Literary hoax as transgressive subtextual criticism: paratext and the epitextual milieu in the Floupette, Spectra and Ern Malley controversies

2017-03-01T02:42:07Z (GMT) by Philton

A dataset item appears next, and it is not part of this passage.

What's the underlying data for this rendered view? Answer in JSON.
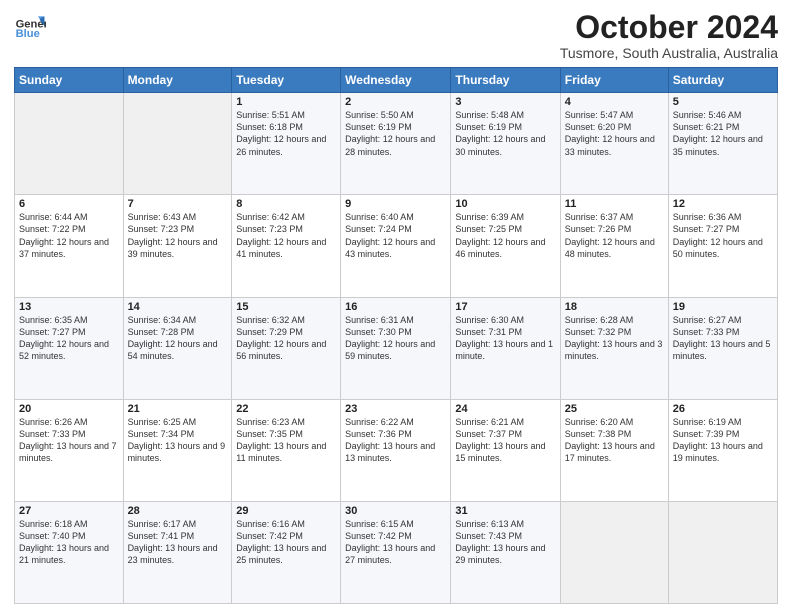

This hitherto unattended comparative study of three literary hoaxes (Floupette, Spectra, Malley) provides original contributions to scholarship of fake literature encapsulated by Ruthven (2000). ‘Transgressively-authored’ satire is distinguished from orthodox forms by its use of customised paratext, including fabricated personas, ‘transgressive’ defined as attributional modes which subvert conventional notions of authorship. The more specific ‘criticism hoax’ is identified as having been established by the reactions to Modernism of the three case-study hoaxes. The primary texts and their paratexts illustrate integration of the literary and fakery at the compositional level, and provide efficacious perspectives regarding tensions traditionally encountered in literature − between authorship and authenticity, text and author, text and paratext, text and reader − and those significant to Modernism − mimesis and non-representational form, interpretive standards and ideoculture, craft versus spontaneous writing. The methodology adapts Genette’s foundational work on paratext (1987) and its primary divisions of peritext (‘appendages’ to published texts such as title pages, promotional blurbs, author information, forewords) and epitext (promotion originating from the publisher, author, agents direct and indirect). To address the criticism-hoax purpose of targeting literary fashions, ‘epitext’ is extended to ‘epitextual milieu’ − the grouping of writers, publishers and readers who engage a particular vogue – which illustrates surprisingly elaborate undercover initiatives. Another synergistic adaption divides peritext into ‘packaging peritext’ − ‘outwardly facing’ items such as author, publisher, place of publication − and ‘prefatory peritext’ which includes dedications, forewords and introductions. The methodology also extends Wellek and Warren’s (1948) two principles of aesthetic-literary evaluation (sensibility and ratiocinative judgements) to include: paratext, the expitextual milieu, socio-cultural contexts, and the hoaxers’ dual role as critics and creative writers. Each hoax persona is identified switching between ‘multiple creative modes’: orthodox satire commensurate with the hoax intention; experimental writing that the real authors do not produce, targeted to the hoax purpose; conventional satire focused on targets different to the hoax purpose; experimental satire focused on matters different to the hoax purpose; experimentation with a spontaneous sensibility for which there is no readily discernible meaning; passages and complete poems which are non-satirical writing. The value of transgressive works to criticism, especially for ‘New Aestheticism’ and similar approaches, is also demonstrated. Case-study deliberations contribute to their respective fields (including original identification of considerable allusions and sources – e.g. Floupette’s multiple use of Rimbaud’s dragonfly imagery, the significance of the Spectric reference to ‘poet-reviewers’, the influence of Basho and the political dimension in Malley’s poetry) and illustrate similarities and differences within key thesis components: primary-text close readings; packaging peritext and prefatory peritext; epitext and prior epitext; each epitextual milieu (including developments beyond hoaxer control); community responses to the hoax texts and their ‘exposures’; respective places within their national literatures including influence on subsequent works. Distinctive features of the Malley Hoax that developed an ongoing mythology with international influence, a factor absent from the Floupette and Spectra legacies, are identified. Benefits (and weaknesses) of considering author-generated paratext are demonstrated: e.g. a Floupette manuscript which revealed the hoaxers’ use of a title from another’s manuscript obtained before the latter’s publication, an ‘inside’ glimpse of intertextuality; and commentaries from Spectra and Malley authors regarding poïesis which facilitate synergistic interpretations or illuminate idiosyncratic creativity. Also highlighted is the significance of less attended factors including: metaparody; transgressive collaborative writing; reader considerations of a text’s quality compared to what the work represents for them; and literary fashion as a phenomenon rather than separate vogues. Chronologies for each hoax, previously unattended, are included.